- Inappropriate bodily contact.
Faced with a tsunami of misconduct allegations – and the #MeToo movement – our politicians did what politicians do:
Spend more money.
Form a committee.
That committee eventually led to the formation of another committee, though in this case it’s called a “unit.”
Specifically, the “Workplace Conduct Unit,” or WCU:
On January 18, 2019 Senate President Pro Tem Toni Atkins proudly announced the California Legislature’s “landmark independent Workplace Conduct Unit, along with a panel of legal experts to review cases,” beginning effective operation on February 1, 2019.
Atkins’ announcement clarifies that:
The Workplace Conduct Unit will:
- Receive all reports alleging workplace conduct violations that affect protected groups in the Senate and the Assembly.
- Assure independent and confidential investigation of allegations.
- Summarize the evidence for the panel to review.
And then the Workplace Conduct Panel will:
- Review investigations referred by the WCU, working in subgroups of three panelists.
- Make recommendations to the relevant house, Assembly or Senate, consistent with the facts found by the panel.
What Atkins’ announcement didn’t talk about was the cost of these units and panels and subgroups and stuff.
But the Associated Press did.
Remember that original $1,831,000 spent on sexual misconduct investigations from January 2018 to January 2019?
Our politicians also spent $1.5 million to get the Workplace Conduct Unit office up and running.

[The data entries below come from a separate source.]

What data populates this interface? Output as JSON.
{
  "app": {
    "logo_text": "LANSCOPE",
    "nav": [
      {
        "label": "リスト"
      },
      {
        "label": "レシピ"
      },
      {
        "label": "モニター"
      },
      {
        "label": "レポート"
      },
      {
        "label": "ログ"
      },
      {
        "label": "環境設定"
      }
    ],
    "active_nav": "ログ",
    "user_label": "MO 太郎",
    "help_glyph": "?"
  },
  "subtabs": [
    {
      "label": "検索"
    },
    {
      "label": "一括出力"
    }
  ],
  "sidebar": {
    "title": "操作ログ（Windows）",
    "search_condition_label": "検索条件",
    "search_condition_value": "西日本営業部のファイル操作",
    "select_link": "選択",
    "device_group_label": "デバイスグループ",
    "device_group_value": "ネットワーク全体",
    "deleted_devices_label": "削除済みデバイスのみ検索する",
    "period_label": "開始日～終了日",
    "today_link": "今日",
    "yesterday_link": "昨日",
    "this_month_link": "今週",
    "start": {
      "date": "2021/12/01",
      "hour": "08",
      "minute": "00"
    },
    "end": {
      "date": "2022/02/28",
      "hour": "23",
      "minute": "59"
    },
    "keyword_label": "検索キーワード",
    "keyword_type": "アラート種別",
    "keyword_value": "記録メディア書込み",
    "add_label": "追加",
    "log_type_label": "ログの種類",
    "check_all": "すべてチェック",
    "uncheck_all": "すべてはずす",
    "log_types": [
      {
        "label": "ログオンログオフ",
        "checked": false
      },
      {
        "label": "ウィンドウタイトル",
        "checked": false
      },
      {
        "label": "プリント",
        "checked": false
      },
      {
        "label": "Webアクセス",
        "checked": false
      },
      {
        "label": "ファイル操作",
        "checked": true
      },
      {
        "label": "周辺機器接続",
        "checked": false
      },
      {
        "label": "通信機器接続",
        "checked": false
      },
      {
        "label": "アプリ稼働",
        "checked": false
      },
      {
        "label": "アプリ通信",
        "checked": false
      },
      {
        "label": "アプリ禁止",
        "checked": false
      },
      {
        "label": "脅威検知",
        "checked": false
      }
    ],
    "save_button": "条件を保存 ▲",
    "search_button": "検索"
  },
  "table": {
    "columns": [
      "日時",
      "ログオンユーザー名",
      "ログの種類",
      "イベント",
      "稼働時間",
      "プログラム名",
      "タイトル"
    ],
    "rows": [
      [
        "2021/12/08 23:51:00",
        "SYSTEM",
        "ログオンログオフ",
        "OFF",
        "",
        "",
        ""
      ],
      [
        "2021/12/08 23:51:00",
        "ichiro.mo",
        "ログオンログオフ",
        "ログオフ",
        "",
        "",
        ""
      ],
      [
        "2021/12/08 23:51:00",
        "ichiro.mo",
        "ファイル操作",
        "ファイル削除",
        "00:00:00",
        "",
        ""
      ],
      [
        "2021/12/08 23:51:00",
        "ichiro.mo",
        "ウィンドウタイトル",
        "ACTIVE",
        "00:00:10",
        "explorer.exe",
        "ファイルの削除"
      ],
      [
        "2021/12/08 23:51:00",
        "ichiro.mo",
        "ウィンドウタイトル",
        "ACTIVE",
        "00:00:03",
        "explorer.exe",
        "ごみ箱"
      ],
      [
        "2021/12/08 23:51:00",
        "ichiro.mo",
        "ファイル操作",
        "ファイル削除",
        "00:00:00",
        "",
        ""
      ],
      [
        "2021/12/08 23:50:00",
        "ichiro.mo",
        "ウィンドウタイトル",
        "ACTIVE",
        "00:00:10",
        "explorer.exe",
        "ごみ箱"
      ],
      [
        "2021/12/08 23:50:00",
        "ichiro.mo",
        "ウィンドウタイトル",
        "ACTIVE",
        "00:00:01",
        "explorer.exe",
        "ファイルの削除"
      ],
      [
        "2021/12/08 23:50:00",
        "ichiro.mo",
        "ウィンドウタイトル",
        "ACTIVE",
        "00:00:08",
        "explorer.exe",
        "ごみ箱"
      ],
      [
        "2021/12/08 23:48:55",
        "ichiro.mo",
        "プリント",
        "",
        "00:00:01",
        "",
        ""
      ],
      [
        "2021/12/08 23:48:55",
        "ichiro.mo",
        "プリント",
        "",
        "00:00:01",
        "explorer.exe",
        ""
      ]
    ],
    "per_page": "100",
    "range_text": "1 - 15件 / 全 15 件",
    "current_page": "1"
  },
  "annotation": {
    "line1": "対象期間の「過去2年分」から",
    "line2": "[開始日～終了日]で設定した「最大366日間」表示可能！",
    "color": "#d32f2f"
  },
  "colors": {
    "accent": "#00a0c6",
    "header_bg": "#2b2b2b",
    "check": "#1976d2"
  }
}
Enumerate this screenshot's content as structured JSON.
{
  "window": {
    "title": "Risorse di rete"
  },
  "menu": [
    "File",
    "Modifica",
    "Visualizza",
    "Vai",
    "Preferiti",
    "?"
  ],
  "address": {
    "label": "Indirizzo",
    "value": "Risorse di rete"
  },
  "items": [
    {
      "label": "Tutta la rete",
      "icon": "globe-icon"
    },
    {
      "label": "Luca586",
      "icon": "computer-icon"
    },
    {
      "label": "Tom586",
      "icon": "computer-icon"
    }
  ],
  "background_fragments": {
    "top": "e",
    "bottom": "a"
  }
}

And the Workplace Conduct Unit has a proposed annual budget of $1.7 million.
And some investigations could still be sent to outside lawyers.
And we taxpayers aren’t off the hook yet.
Because every time there’s a substantiated allegation of sexual misconduct and a settlement is paid…
We pay for that, too.
And nobody knows – and the Legislature mostly isn’t telling – what’s been paid out over who-knows-how-many years in settlements.
The Associated Press article did cite one instance of the Senate paying “a $350,000 settlement to an employee who said the chamber failed to accommodate her needs after she alleged an Assembly employee raped her.”
And an April 2018 article in the Sacramento Bee listed a $20,000 settlement in 1996; a $117,200 settlement in 1998; and a $117,000 settlement in 2001.
Rest assured, this is just a smattering.
It is possible that someday we taxpayers will be off the hook from paying for sexual misconduct settlements – in February, Assemblyman Steven Choi introduced a bill that would ban the use of taxpayer money on settlements:
AB-1094 “would, in an action alleging conduct by a Member of the Legislature that constitutes sexual harassment, as defined, prohibit either house of the Legislature from paying any compromise or settlement of the action.”
But there’s some irony in that, as we speak, we are paying California legislators to pass a bill that says we can stop paying for their sexual misconduct settlements.
And we’re still on the hook for at least $1.7 million a year for the Workplace Conduct Unit.
Perhaps legislative staff member Elyse Gore put it best when she said, “We have work to do…The best outcome is we create a culture in which this doesn’t happen in the first place.”
“Doesn’t happen in the first place.”
What a concept.
But in the meantime, for us taxpayers…